OrthodoxChristianity.net
September 21, 2014, 10:17:48 PM *
Welcome, Guest. Please login or register.

Login with username, password and session length
News: Reminder: No political discussions in the public fora.  If you do not have access to the private Politics Forum, please send a PM to Fr. George.
 
   Home   Help Calendar Contact Treasury Tags Login Register  
Pages: 1   Go Down
  Print  
Author Topic: Memorial Services for Deceased Roman Catholics?  (Read 4529 times) Average Rating: 0
0 Members and 1 Guest are viewing this topic.
Basil 320
Site Supporter
Archon
*****
Offline Offline

Faith: Eastern Orthodox Christian
Jurisdiction: Greek Orthodox Archdiocese of America, Holy Metropolis of Pittsburgh
Posts: 3,045



« on: June 18, 2012, 04:16:46 AM »

What practices or traditions do Roman Catholic have for their deceased loved ones?  I know that they say Masses, but what makes it a Mass in memory of someone--I've only noticed that their  names are noted in the bulletin; are there prayers for the deceased said during a Mass in memory of someone?  Are there memorial services called for at certain intervals after someones passing?  I'm wondering if there are counter parts to Eastern Orthodox practices such as Trisagion (Thrice Holy) Services, so named because they begin with the daily "Holy God, Holy Mighty, Holy Immortal," but include prayers "for the blessed repose, pardon, forgiveness, and remission of sins."  Orthodox practices include a Trisagion Service on the 3rd, 6th, 9th and 40th day and one year after repose; the 40 day and one year typically are Memorial (Mnymosina) Services, with coliva (boiled wheat)--a symbol of life.  What is analogous to these practices in the Roman Catholic Church?
« Last Edit: June 18, 2012, 04:17:47 AM by Basil 320 » Logged

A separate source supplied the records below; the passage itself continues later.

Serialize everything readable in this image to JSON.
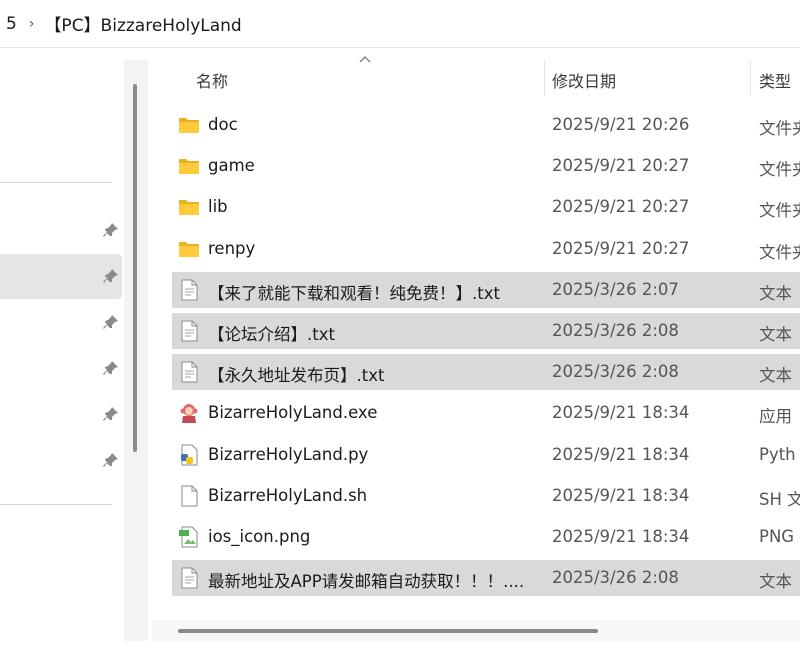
{
  "breadcrumb": {
    "prev": "5",
    "separator": "›",
    "current": "【PC】BizzareHolyLand"
  },
  "columns": {
    "name": "名称",
    "date": "修改日期",
    "type": "类型"
  },
  "sort": {
    "column": "name",
    "icon": "chevron-up-icon"
  },
  "files": [
    {
      "name": "doc",
      "date": "2025/9/21 20:26",
      "type": "文件夹",
      "icon": "folder-icon",
      "selected": false
    },
    {
      "name": "game",
      "date": "2025/9/21 20:27",
      "type": "文件夹",
      "icon": "folder-icon",
      "selected": false
    },
    {
      "name": "lib",
      "date": "2025/9/21 20:27",
      "type": "文件夹",
      "icon": "folder-icon",
      "selected": false
    },
    {
      "name": "renpy",
      "date": "2025/9/21 20:27",
      "type": "文件夹",
      "icon": "folder-icon",
      "selected": false
    },
    {
      "name": "【来了就能下载和观看！纯免费！】.txt",
      "date": "2025/3/26 2:07",
      "type": "文本",
      "icon": "text-file-icon",
      "selected": true
    },
    {
      "name": "【论坛介绍】.txt",
      "date": "2025/3/26 2:08",
      "type": "文本",
      "icon": "text-file-icon",
      "selected": true
    },
    {
      "name": "【永久地址发布页】.txt",
      "date": "2025/3/26 2:08",
      "type": "文本",
      "icon": "text-file-icon",
      "selected": true
    },
    {
      "name": "BizarreHolyLand.exe",
      "date": "2025/9/21 18:34",
      "type": "应用",
      "icon": "app-exe-icon",
      "selected": false
    },
    {
      "name": "BizarreHolyLand.py",
      "date": "2025/9/21 18:34",
      "type": "Pyth",
      "icon": "python-file-icon",
      "selected": false
    },
    {
      "name": "BizarreHolyLand.sh",
      "date": "2025/9/21 18:34",
      "type": "SH 文",
      "icon": "blank-file-icon",
      "selected": false
    },
    {
      "name": "ios_icon.png",
      "date": "2025/9/21 18:34",
      "type": "PNG",
      "icon": "image-file-icon",
      "selected": false
    },
    {
      "name": "最新地址及APP请发邮箱自动获取！！！....",
      "date": "2025/3/26 2:08",
      "type": "文本",
      "icon": "text-file-icon",
      "selected": true
    }
  ]
}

"...Strengthen the Orthodox Community..."
stanley123
Protokentarchos
*********
Offline Offline

Faith: Catholic
Jurisdiction: Roman Catholic
Posts: 3,809

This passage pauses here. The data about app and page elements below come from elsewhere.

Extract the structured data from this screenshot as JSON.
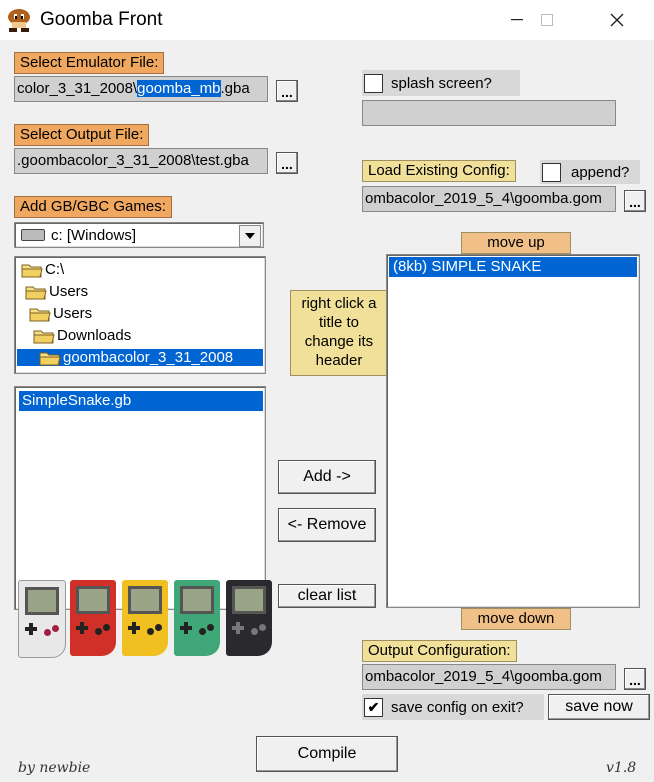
{
  "window": {
    "title": "Goomba Front",
    "minimize": "—",
    "maximize": "☐",
    "close": "✕"
  },
  "emulator": {
    "label": "Select Emulator File:",
    "path_before": "color_3_31_2008\\",
    "path_selected": "goomba_mb",
    "path_after": ".gba",
    "browse": "..."
  },
  "output_file": {
    "label": "Select Output File:",
    "path": ".goombacolor_3_31_2008\\test.gba",
    "browse": "..."
  },
  "games": {
    "label": "Add GB/GBC Games:",
    "drive": "c: [Windows]",
    "tree": [
      "C:\\",
      "Users",
      "Users",
      "Downloads",
      "goombacolor_3_31_2008"
    ],
    "files": [
      "SimpleSnake.gb"
    ]
  },
  "splash": {
    "label": "splash screen?",
    "checked": false
  },
  "load_config": {
    "label": "Load Existing Config:",
    "append_label": "append?",
    "append_checked": false,
    "path": "ombacolor_2019_5_4\\goomba.gom",
    "browse": "..."
  },
  "rom_list": {
    "move_up": "move up",
    "move_down": "move down",
    "items": [
      "(8kb)  SIMPLE SNAKE"
    ]
  },
  "hint": "right click a title to change its header",
  "buttons": {
    "add": "Add ->",
    "remove": "<- Remove",
    "clear": "clear list",
    "compile": "Compile",
    "save_now": "save now"
  },
  "output_config": {
    "label": "Output Configuration:",
    "path": "ombacolor_2019_5_4\\goomba.gom",
    "browse": "...",
    "save_on_exit_label": "save config on exit?",
    "save_on_exit_checked": true
  },
  "footer": {
    "author": "by newbie",
    "version": "v1.8"
  },
  "handhelds": [
    "white",
    "red",
    "yellow",
    "green",
    "black"
  ],
  "colors": {
    "orange_label": "#f0a860",
    "yellow_label": "#f0e09a",
    "selection": "#0064d2"
  }
}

« Reply #1 on: June 18, 2012, 05:58:01 AM »

What practices or traditions do Roman Catholic have for their deceased loved ones?  I know that they say Masses, but what makes it a Mass in memory of someone--I've only noticed that their  names are noted in the bulletin; are there prayers for the deceased said during a Mass in memory of someone?  Are there memorial services called for at certain intervals after someones passing?  I'm wondering if there are counter parts to Eastern Orthodox practices such as Trisagion (Thrice Holy) Services, so named because they begin with the daily "Holy God, Holy Mighty, Holy Immortal," but include prayers "for the blessed repose, pardon, forgiveness, and remission of sins."  Orthodox practices include a Trisagion Service on the 3rd, 6th, 9th and 40th day and one year after repose; the 40 day and one year typically are Memorial (Mnymosina) Services, with coliva (boiled wheat)--a symbol of life.  What is analogous to these practices in the Roman Catholic Church?
I know that in the Tridentine rite, at the Mass for the Dead, the Dies Irae was always said, and sometimes sung using the Gregorian chant. Here are a few renditions of the Dies Irae, the first, having the translation in English:
Gregorian chant:
http://www.youtube.com/watch?v=9WgqQH5GNkA&feature=related

Dies Irae from Verdi's Requiem:
http://www.youtube.com/watch?v=BZ2OAS9UTCA&feature=related
http://www.youtube.com/watch?v=up0t2ZDfX7E&feature=related
Logged
Schultz
Christian. Guitarist. Zymurgist. Librarian.
Taxiarches
**********
Offline Offline

Faith: Orthodox Christian
Jurisdiction: OCA
Posts: 6,472


Scion of the McKeesport Becks.


WWW
« Reply #2 on: June 18, 2012, 09:04:56 AM »

The name of the deceased is mentioned explicitly during the Eucharistic prayers, something along the lines of, "We offer this sacrifice for our departed brother N. (sister N.)..."  

« Last Edit: June 18, 2012, 09:05:13 AM by Schultz » Logged

"Hearing a nun's confession is like being stoned to death with popcorn." --Abp. Fulton Sheen
Big Chris
Formerly "mint"
Elder
*****
Offline Offline

Faith: Inquirer
Jurisdiction: Roman Catholic Diocese of Charlotte, NC
Posts: 277

I live by the river where the old gods still dream


« Reply #3 on: June 18, 2012, 09:32:27 AM »

I know that in Trappist monasteries, the all night vigil recitation of the Psalter is done.
Logged

Tasting is Believing
Tags:
Pages: 1   Go Up
  Print  
 
Jump to:  

Powered by MySQL Powered by PHP Powered by SMF 1.1.18 | SMF © 2013, Simple Machines Valid XHTML 1.0! Valid CSS!
Page created in 0.043 seconds with 32 queries.